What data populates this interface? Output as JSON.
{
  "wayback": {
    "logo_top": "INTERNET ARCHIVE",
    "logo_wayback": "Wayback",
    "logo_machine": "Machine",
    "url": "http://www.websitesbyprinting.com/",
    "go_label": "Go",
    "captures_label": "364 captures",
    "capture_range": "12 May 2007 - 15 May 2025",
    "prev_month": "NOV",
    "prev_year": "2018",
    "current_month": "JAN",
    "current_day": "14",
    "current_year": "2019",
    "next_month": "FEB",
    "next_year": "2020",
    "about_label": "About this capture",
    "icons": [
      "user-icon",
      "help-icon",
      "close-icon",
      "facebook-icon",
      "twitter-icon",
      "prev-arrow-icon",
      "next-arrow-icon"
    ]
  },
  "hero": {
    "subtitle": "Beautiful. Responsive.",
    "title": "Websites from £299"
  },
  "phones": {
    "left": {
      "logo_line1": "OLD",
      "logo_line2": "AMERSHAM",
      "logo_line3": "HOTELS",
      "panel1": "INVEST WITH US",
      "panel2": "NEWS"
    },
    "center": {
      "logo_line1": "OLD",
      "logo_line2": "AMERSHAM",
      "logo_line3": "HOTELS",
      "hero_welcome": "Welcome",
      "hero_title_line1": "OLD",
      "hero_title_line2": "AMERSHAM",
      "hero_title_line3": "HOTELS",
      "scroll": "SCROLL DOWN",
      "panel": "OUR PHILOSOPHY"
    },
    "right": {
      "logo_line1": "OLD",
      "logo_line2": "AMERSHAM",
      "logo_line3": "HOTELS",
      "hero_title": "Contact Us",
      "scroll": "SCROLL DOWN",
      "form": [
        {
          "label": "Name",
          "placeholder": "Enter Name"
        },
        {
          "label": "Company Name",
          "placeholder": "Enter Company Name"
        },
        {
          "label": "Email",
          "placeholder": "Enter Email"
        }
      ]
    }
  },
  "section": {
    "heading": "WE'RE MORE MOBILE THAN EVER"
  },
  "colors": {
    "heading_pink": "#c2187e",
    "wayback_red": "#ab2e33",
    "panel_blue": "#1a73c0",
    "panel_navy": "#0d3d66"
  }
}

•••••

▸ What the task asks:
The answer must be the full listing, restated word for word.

▸ Task result:
What data populates this interface? Output as JSON.
{
  "wayback": {
    "logo_top": "INTERNET ARCHIVE",
    "logo_wayback": "Wayback",
    "logo_machine": "Machine",
    "url": "http://www.websitesbyprinting.com/",
    "go_label": "Go",
    "captures_label": "364 captures",
    "capture_range": "12 May 2007 - 15 May 2025",
    "prev_month": "NOV",
    "prev_year": "2018",
    "current_month": "JAN",
    "current_day": "14",
    "current_year": "2019",
    "next_month": "FEB",
    "next_year": "2020",
    "about_label": "About this capture",
    "icons": [
      "user-icon",
      "help-icon",
      "close-icon",
      "facebook-icon",
      "twitter-icon",
      "prev-arrow-icon",
      "next-arrow-icon"
    ]
  },
  "hero": {
    "subtitle": "Beautiful. Responsive.",
    "title": "Websites from £299"
  },
  "phones": {
    "left": {
      "logo_line1": "OLD",
      "logo_line2": "AMERSHAM",
      "logo_line3": "HOTELS",
      "panel1": "INVEST WITH US",
      "panel2": "NEWS"
    },
    "center": {
      "logo_line1": "OLD",
      "logo_line2": "AMERSHAM",
      "logo_line3": "HOTELS",
      "hero_welcome": "Welcome",
      "hero_title_line1": "OLD",
      "hero_title_line2": "AMERSHAM",
      "hero_title_line3": "HOTELS",
      "scroll": "SCROLL DOWN",
      "panel": "OUR PHILOSOPHY"
    },
    "right": {
      "logo_line1": "OLD",
      "logo_line2": "AMERSHAM",
      "logo_line3": "HOTELS",
      "hero_title": "Contact Us",
      "scroll": "SCROLL DOWN",
      "form": [
        {
          "label": "Name",
          "placeholder": "Enter Name"
        },
        {
          "label": "Company Name",
          "placeholder": "Enter Company Name"
        },
        {
          "label": "Email",
          "placeholder": "Enter Email"
        }
      ]
    }
  },
  "section": {
    "heading": "WE'RE MORE MOBILE THAN EVER"
  },
  "colors": {
    "heading_pink": "#c2187e",
    "wayback_red": "#ab2e33",
    "panel_blue": "#1a73c0",
    "panel_navy": "#0d3d66"
  }
}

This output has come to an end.